Google (NASDAQ:GOOG) has shut its China-only music service, according to an official blog post from the company. Originally launched in March 2009, it survived the upheavals of Google closing its Google.cn search engine in the midst of a bitter row with Chinese authorities about censoring search results.
The Google China music service – at google.cn/music – is giving users until October 19th to export their music playlists as a downloadable file. But all its streaming and legal MP3 downloads have been terminated from today.
Why is this happening? The official Google China blog (which is blocked in China, along with the whole of the company’s Blogger service) indicates in its post today that it’s just about prioritizing products. The post concedes (translation is mine): “The impact of this product is not as great as we expected, so we decided to shift resources to other products.” Google then notes that the China-based music staff will go to work on other projects, so no job losses will result.

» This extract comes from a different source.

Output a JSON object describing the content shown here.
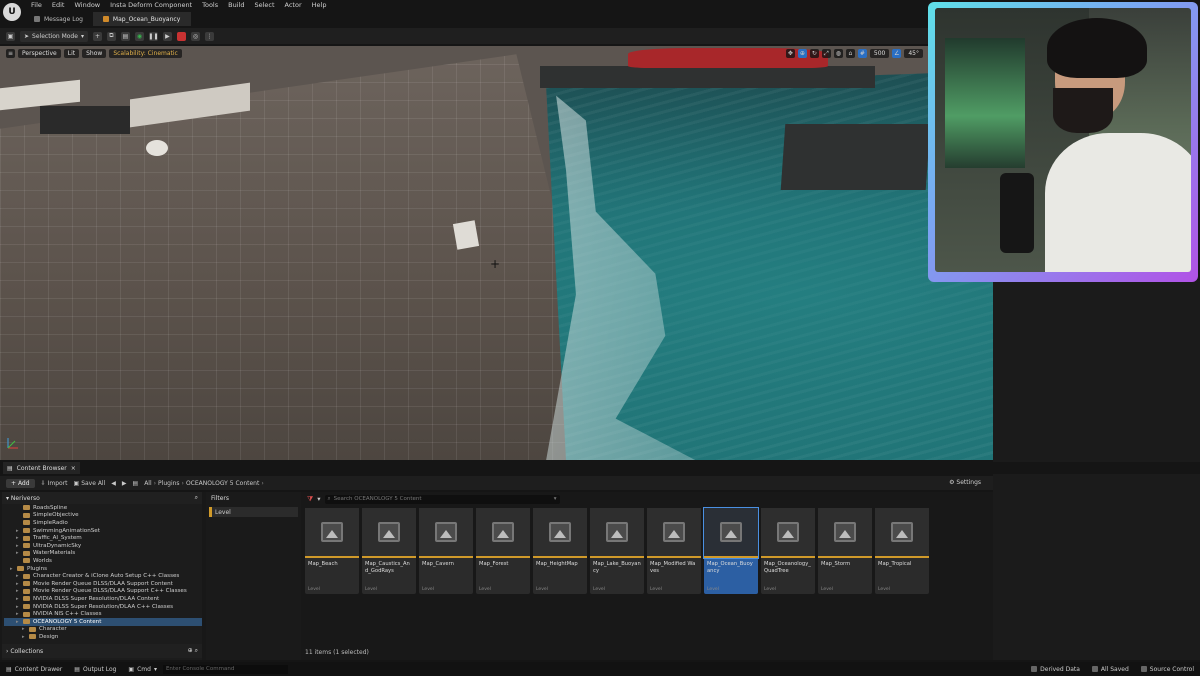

Fans of the Google China music web app have plenty of alternatives, such as the licensed music service from search rival Baidu (NASDAQ:BIDU), called Baidu Ting. There are also plenty of startups in the country, like Xiami or Jing.fm, that’ll be happy to pick up new users in search of good tunes.